Try it: Each line of the records below that holds "documenti" should be copied out.

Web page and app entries

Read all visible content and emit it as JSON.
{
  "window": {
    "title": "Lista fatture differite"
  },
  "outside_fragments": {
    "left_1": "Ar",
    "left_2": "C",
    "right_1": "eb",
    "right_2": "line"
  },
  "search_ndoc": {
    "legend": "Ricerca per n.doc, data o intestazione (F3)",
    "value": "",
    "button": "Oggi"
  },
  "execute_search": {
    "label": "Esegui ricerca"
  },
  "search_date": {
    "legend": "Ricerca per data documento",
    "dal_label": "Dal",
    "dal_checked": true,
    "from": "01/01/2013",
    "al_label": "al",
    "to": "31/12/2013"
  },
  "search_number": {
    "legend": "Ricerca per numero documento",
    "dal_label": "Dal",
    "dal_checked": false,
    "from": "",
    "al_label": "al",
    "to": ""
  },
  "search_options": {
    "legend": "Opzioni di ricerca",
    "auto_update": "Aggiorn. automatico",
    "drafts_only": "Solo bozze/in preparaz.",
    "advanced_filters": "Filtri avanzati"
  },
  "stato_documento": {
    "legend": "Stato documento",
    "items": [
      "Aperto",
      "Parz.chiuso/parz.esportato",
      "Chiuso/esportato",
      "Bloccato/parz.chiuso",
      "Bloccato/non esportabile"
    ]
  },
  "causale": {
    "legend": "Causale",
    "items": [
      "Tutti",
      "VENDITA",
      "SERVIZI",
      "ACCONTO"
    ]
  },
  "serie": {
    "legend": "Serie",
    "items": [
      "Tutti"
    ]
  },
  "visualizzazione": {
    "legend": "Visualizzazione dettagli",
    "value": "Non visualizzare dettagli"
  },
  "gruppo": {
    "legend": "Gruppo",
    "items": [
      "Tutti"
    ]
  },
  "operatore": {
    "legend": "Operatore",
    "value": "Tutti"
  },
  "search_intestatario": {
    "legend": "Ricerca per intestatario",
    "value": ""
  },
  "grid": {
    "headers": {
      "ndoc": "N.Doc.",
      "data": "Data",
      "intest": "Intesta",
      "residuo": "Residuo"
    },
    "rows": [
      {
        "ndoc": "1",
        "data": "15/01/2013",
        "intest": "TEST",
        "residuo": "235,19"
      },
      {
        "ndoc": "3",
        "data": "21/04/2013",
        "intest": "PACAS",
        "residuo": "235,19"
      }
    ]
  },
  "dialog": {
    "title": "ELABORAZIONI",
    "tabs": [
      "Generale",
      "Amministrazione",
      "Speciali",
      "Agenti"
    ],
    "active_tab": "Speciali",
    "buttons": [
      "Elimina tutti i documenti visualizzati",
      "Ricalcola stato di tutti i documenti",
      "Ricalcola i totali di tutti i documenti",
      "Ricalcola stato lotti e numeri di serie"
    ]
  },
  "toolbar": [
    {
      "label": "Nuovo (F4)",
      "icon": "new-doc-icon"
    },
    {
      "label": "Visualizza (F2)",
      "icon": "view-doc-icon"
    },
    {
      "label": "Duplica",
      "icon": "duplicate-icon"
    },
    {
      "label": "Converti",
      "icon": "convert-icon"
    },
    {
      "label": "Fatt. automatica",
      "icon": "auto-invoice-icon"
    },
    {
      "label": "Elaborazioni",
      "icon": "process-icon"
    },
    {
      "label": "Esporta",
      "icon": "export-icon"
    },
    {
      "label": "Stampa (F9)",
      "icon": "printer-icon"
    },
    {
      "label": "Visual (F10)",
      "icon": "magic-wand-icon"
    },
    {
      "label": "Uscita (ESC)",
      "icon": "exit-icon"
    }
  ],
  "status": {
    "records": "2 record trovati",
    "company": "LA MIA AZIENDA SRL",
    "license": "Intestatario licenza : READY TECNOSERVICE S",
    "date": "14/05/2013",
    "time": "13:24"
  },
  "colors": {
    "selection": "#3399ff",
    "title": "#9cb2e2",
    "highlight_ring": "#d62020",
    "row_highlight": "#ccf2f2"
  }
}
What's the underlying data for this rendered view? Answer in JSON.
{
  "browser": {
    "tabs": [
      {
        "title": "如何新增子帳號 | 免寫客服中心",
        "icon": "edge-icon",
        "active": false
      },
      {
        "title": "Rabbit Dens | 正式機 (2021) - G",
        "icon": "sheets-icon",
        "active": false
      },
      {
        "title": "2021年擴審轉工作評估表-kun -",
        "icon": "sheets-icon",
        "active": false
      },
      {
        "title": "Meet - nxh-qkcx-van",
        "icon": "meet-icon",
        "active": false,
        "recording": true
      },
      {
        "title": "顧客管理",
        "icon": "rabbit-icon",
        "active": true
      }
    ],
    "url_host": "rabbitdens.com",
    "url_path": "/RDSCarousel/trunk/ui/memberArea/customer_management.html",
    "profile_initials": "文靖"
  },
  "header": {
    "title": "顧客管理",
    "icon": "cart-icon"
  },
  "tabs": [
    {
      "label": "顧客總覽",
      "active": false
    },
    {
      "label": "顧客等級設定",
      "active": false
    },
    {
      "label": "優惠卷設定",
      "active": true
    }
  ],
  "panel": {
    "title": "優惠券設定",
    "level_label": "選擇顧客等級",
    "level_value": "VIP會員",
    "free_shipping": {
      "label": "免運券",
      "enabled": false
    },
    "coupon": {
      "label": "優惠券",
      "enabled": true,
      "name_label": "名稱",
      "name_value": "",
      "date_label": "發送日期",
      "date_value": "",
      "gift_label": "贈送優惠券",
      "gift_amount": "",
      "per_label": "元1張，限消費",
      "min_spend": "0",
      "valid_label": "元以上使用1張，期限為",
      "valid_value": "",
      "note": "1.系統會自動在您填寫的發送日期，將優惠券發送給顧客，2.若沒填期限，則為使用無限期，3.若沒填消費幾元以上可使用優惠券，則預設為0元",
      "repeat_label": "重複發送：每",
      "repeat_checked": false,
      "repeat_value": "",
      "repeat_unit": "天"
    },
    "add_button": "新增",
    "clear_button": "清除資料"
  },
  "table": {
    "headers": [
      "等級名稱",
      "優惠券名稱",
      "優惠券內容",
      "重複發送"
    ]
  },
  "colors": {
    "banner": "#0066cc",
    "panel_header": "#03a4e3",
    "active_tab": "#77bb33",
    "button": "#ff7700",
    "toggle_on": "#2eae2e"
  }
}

Task response:
      "Elimina tutti i documenti visualizzati",
      "Ricalcola stato di tutti i documenti",
      "Ricalcola i totali di tutti i documenti",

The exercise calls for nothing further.